I have the little Record machine and although running ok centring the gullet to the centre of the wheel has turned it into a different machine!
thanks for posting that.....
 

sometimewoodworker

Established Member
Joined
4 Dec 2008
Messages
610
Reaction score
57
Location
Watford, Non S-At, Udon Thailand
Just 1 caveat, the snodgrass setup is correct for the vast majority of bandsaws but not all of them. If your saw is not designed for use with a crowned tyre and has a flat one the positioning on the tyre is different, and the fence, if you use one, setup is different.

My bandsaw has flat tyres. I have used the setup process listed in the manual for all the years I’ve used it, despite the statements of some people here, it works well.
 

ivan
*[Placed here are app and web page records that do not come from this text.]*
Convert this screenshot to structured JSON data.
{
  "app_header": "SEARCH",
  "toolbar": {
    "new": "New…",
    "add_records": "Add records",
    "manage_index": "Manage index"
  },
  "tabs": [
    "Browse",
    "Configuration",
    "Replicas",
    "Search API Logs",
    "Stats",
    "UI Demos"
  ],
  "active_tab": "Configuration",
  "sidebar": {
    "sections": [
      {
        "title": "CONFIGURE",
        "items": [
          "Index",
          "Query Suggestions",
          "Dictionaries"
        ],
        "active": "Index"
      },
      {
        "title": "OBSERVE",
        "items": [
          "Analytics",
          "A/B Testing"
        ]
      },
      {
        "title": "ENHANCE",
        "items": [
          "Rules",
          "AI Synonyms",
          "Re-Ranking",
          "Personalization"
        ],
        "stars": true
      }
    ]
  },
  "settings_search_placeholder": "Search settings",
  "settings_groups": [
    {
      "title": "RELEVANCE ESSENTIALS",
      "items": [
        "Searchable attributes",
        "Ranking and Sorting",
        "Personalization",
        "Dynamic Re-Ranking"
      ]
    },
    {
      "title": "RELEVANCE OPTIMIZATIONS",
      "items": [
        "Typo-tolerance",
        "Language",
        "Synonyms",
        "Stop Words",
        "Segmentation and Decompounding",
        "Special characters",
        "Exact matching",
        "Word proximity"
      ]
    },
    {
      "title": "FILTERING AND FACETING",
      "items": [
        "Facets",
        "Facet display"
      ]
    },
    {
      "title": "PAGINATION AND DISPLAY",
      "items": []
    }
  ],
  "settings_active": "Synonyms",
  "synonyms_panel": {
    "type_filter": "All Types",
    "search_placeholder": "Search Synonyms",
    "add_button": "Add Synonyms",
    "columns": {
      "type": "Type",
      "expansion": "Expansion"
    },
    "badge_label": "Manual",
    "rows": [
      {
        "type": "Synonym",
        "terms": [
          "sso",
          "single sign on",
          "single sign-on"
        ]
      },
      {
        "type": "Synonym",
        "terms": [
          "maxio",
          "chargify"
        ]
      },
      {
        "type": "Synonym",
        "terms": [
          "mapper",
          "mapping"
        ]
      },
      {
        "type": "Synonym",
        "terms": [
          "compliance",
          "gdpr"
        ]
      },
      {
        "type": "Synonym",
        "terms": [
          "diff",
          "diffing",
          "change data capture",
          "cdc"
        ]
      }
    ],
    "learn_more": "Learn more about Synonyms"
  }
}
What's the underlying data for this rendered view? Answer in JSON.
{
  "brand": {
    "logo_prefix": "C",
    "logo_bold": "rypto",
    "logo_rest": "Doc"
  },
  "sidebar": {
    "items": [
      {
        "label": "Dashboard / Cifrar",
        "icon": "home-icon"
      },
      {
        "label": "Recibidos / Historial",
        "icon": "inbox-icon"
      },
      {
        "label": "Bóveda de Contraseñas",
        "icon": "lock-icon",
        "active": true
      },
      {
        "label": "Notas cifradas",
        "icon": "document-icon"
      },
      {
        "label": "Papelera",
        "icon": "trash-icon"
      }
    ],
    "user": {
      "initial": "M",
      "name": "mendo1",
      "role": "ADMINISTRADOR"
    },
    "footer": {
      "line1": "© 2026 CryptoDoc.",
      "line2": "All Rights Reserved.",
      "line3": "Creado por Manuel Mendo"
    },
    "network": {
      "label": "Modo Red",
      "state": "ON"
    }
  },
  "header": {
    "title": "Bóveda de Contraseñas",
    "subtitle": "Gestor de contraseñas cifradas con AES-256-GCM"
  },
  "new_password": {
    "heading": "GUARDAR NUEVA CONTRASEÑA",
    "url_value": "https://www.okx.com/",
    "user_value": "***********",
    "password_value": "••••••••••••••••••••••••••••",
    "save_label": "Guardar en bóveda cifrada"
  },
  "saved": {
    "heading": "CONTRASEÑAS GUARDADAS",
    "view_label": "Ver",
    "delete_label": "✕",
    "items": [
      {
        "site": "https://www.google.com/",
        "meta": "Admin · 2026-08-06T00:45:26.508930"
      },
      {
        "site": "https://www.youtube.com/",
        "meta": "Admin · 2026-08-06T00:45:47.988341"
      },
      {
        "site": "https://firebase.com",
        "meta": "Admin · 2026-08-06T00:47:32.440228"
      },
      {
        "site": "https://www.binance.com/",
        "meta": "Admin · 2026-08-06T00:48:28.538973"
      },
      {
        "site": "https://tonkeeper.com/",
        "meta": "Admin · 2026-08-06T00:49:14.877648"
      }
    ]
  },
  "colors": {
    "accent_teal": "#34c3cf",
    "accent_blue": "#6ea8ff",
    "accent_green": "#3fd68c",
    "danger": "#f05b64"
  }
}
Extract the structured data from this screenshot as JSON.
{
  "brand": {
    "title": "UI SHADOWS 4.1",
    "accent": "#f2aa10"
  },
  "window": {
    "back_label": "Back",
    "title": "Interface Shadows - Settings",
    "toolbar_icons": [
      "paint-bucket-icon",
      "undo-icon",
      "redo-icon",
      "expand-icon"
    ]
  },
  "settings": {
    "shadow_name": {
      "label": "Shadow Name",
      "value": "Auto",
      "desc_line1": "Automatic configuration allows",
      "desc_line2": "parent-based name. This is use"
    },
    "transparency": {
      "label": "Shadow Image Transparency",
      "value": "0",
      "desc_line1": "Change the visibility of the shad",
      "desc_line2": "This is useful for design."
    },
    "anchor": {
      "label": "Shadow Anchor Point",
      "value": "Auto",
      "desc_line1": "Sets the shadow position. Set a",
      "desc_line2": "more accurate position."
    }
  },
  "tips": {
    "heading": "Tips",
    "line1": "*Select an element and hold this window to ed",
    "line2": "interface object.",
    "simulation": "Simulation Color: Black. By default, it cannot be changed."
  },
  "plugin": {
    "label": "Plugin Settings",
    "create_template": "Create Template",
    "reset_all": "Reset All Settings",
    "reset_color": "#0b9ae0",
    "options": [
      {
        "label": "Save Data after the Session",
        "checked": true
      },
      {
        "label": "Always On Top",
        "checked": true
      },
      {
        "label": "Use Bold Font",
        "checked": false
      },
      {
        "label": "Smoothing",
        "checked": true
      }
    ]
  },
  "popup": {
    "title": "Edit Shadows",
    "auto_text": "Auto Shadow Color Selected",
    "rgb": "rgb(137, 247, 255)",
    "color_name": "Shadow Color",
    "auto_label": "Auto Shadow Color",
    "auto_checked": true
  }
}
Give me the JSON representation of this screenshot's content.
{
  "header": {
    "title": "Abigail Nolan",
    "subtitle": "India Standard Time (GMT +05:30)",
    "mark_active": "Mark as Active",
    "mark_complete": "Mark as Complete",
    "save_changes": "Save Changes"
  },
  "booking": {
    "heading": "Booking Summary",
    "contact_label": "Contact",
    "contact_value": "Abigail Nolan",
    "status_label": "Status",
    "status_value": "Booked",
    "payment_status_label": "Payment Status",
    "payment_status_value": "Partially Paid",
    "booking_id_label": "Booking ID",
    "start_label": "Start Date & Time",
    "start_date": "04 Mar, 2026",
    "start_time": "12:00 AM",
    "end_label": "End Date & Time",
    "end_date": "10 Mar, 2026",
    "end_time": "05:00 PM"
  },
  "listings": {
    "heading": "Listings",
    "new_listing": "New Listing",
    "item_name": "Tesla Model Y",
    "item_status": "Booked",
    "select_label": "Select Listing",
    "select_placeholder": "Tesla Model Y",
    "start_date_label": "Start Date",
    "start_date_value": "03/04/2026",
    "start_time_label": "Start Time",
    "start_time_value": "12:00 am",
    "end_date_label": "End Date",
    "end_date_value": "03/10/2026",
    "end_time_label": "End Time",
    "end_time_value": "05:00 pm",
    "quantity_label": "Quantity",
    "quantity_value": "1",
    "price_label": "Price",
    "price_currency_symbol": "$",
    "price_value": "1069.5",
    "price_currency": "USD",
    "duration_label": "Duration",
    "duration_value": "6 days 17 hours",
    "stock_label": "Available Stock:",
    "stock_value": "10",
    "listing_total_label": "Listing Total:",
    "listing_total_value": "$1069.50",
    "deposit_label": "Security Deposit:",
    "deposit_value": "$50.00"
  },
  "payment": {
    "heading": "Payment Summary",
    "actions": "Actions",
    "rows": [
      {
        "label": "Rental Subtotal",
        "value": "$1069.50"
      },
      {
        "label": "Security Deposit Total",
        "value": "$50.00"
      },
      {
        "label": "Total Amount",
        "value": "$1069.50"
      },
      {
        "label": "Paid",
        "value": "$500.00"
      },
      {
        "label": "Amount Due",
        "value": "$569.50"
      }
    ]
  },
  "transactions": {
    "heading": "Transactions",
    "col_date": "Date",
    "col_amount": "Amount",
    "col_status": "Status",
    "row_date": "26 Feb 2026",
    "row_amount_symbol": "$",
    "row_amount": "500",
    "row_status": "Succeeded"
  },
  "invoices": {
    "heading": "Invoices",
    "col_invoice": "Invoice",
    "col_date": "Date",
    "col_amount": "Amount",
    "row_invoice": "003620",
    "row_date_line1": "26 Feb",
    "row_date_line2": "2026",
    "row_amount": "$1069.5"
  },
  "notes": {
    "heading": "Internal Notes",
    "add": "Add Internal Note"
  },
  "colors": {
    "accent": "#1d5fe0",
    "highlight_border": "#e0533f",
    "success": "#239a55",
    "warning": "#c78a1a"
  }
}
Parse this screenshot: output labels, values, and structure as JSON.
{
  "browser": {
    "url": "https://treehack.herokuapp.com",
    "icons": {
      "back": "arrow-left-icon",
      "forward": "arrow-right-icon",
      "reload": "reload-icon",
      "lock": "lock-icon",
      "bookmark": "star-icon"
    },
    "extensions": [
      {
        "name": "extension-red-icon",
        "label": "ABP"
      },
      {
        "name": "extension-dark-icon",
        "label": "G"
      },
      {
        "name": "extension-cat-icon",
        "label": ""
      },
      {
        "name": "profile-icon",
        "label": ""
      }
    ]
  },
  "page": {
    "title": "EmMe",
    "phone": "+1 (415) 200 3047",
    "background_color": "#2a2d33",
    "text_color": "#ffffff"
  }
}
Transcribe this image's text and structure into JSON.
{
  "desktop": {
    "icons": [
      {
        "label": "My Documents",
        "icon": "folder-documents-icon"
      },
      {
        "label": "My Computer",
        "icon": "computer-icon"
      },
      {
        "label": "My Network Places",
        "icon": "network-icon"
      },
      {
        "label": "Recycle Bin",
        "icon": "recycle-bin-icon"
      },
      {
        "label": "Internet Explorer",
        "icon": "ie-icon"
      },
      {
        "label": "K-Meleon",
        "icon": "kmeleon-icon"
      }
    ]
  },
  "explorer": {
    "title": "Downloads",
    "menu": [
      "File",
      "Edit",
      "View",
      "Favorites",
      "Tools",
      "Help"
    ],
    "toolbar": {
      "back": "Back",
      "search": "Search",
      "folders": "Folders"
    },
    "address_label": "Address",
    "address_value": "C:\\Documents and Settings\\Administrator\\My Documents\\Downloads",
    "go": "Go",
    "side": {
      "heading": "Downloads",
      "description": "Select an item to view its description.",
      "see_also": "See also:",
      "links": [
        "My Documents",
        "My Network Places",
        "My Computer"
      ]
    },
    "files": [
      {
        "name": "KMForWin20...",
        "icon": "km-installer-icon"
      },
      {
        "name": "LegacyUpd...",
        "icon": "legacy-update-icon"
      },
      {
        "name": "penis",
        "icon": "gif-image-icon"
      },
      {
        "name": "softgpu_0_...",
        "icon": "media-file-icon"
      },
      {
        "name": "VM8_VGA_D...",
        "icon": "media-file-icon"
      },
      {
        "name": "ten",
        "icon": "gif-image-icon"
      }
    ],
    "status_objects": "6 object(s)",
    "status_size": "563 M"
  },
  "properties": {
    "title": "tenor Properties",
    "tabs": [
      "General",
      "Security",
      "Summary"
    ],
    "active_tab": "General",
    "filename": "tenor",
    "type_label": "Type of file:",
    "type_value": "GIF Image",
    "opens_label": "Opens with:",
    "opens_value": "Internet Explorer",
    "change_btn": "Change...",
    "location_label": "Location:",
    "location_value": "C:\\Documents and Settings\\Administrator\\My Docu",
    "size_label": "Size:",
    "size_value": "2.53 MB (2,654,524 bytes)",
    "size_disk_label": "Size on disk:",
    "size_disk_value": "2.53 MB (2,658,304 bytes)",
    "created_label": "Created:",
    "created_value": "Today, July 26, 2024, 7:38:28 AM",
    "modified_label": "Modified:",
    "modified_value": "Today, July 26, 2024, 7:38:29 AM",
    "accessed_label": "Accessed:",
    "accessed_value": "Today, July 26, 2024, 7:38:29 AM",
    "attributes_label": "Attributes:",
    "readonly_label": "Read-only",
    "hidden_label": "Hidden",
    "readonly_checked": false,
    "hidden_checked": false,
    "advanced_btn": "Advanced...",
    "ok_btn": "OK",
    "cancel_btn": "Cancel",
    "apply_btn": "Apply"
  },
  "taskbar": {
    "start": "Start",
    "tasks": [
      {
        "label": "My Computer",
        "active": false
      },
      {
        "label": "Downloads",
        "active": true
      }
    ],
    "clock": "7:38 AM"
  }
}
Established Member
Joined
4 Feb 2006
Messages
817
Reaction score
1
Location
Devon
Bandsaw blades seldom cut where you might expect when first fitted. Imagine you have backed off all the guides, and are turning the wheels by hand to track the blade. If the wheels are crowned with a bulge in the centre of the tyre, the angle of the vertical part of the blade will change as the tracking is adjusted. It will probably change as you alter the tension. You can try to set it parallel with the mitre slot. Even if you do carefully adjust, the blade, it may still not cut in line with the bulk of the band as either the set, or sharpness, (even on new) won't be even on both sides. You have to set the fence to whatever angle the blade is cutting at. You check this with a freehand cut along a straight pencil line. Freehand, if the blade was bowing in the cut from top to bottom, either the tension was too low, the blade very blunt, or the feed was too energetic.
 

Steve Maskery

Established Member
Joined
26 Apr 2004
Messages
11,791
Reaction score
127
Location
Kirkby-in-Ashfield
You have to set the fence to whatever angle the blade is cutting at.
I'm afraid I disagree. The tracking knob is there for a reason, it alters the position of the blade on the tyre. Too far back and the blade will be in the 11-5-o'clock direction (looking from above), too far forward and it will be in the 1-7-o'clock direction. Somewhere between the two it will be cutting 12-6-o'clock, parallel with the mitre slots and you will get straight cuts both when ripping and when crosscutting, which you won't get if you skew the fence.
 

clogs

just can't decide
Joined
24 Jul 2020
Messages
401
Reaction score
150
Location
Vamos, Crete, GREECE.......
Just for fun.....
it just takes a while to learn how use all machine......thats why the apprenticship scheme was 5 years long.....
to learn the proper use of a machine requires a good teacher and a machine suited for the job.....
most band-saws work very well.....but like a handsaw/plane.....if u spend a morning just using the thing, altering settings u will find out how to get the best from it......
normally by lunch u've got it down......
bit like a jig saws, they looks easy but does take some skill to get the best out of it......
with the bandsaw in question...try cutting other things like corners and circles....making sure the blade support is lower'd from the re-saw position.......
get a 2x4 and just cut the end off, like square washers.....by the end of the morning u should be able to almost see thru them plus there should be a square end to the stock.....
if u can't do that after a few hours use, dont give up but take a break for a few days and then go back to it......
it is not a race to learn.....!!!!!

hand saw use is also quite a skill but hard work.....spend ur energy doing the fun things...let the machines do the donkey work.....
 
Top